WORK REQUEST.
Give back the records below exactly, every one, with no pictures.
*** TASK INPUTS ***
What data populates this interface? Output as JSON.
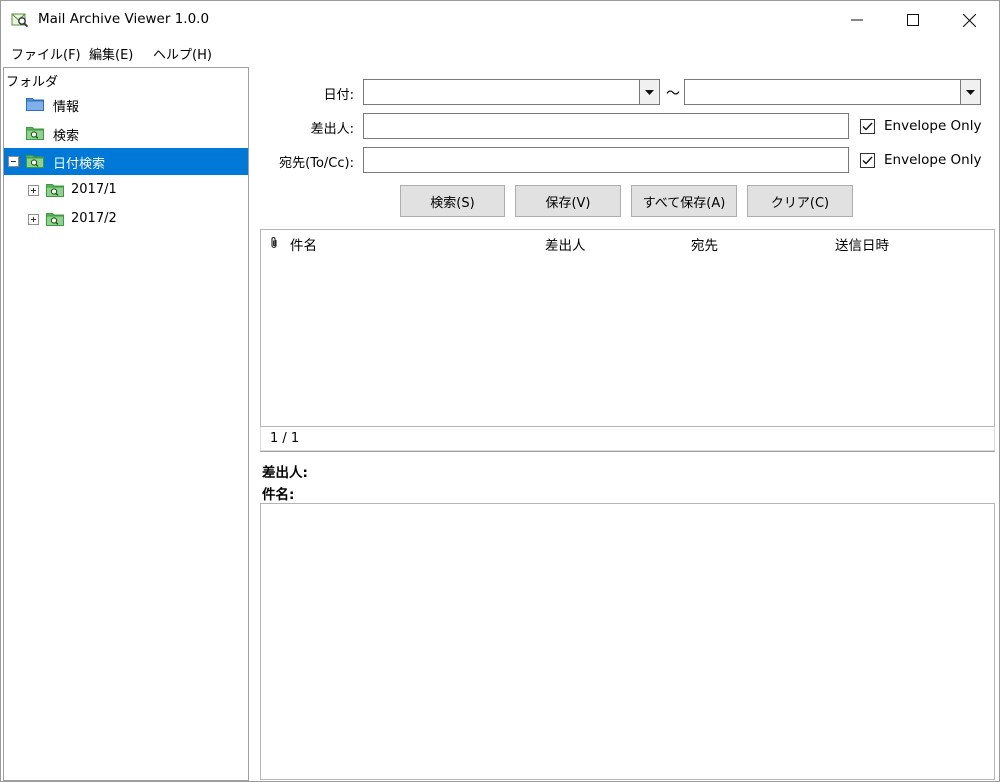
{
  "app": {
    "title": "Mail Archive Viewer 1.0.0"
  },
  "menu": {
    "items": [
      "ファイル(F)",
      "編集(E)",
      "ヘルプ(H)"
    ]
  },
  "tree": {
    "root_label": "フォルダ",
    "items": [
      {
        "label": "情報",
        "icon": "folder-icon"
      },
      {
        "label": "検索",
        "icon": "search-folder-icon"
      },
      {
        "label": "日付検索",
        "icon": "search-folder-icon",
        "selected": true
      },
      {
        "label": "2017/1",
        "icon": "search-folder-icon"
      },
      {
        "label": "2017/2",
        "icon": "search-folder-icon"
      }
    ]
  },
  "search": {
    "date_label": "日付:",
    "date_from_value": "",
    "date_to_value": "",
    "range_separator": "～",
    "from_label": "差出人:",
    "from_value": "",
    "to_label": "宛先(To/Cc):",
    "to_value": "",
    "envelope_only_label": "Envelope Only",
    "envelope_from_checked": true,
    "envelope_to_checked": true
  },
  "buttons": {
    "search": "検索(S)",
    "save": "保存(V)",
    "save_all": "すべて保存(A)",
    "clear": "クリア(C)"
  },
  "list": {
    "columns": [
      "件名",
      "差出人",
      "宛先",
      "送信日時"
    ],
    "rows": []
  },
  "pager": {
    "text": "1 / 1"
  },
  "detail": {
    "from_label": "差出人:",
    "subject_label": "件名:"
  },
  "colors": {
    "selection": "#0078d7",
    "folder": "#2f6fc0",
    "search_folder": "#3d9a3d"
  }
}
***
RESULT.
What data populates this interface? Output as JSON.
{
  "app": {
    "title": "Mail Archive Viewer 1.0.0"
  },
  "menu": {
    "items": [
      "ファイル(F)",
      "編集(E)",
      "ヘルプ(H)"
    ]
  },
  "tree": {
    "root_label": "フォルダ",
    "items": [
      {
        "label": "情報",
        "icon": "folder-icon"
      },
      {
        "label": "検索",
        "icon": "search-folder-icon"
      },
      {
        "label": "日付検索",
        "icon": "search-folder-icon",
        "selected": true
      },
      {
        "label": "2017/1",
        "icon": "search-folder-icon"
      },
      {
        "label": "2017/2",
        "icon": "search-folder-icon"
      }
    ]
  },
  "search": {
    "date_label": "日付:",
    "date_from_value": "",
    "date_to_value": "",
    "range_separator": "～",
    "from_label": "差出人:",
    "from_value": "",
    "to_label": "宛先(To/Cc):",
    "to_value": "",
    "envelope_only_label": "Envelope Only",
    "envelope_from_checked": true,
    "envelope_to_checked": true
  },
  "buttons": {
    "search": "検索(S)",
    "save": "保存(V)",
    "save_all": "すべて保存(A)",
    "clear": "クリア(C)"
  },
  "list": {
    "columns": [
      "件名",
      "差出人",
      "宛先",
      "送信日時"
    ],
    "rows": []
  },
  "pager": {
    "text": "1 / 1"
  },
  "detail": {
    "from_label": "差出人:",
    "subject_label": "件名:"
  },
  "colors": {
    "selection": "#0078d7",
    "folder": "#2f6fc0",
    "search_folder": "#3d9a3d"
  }
}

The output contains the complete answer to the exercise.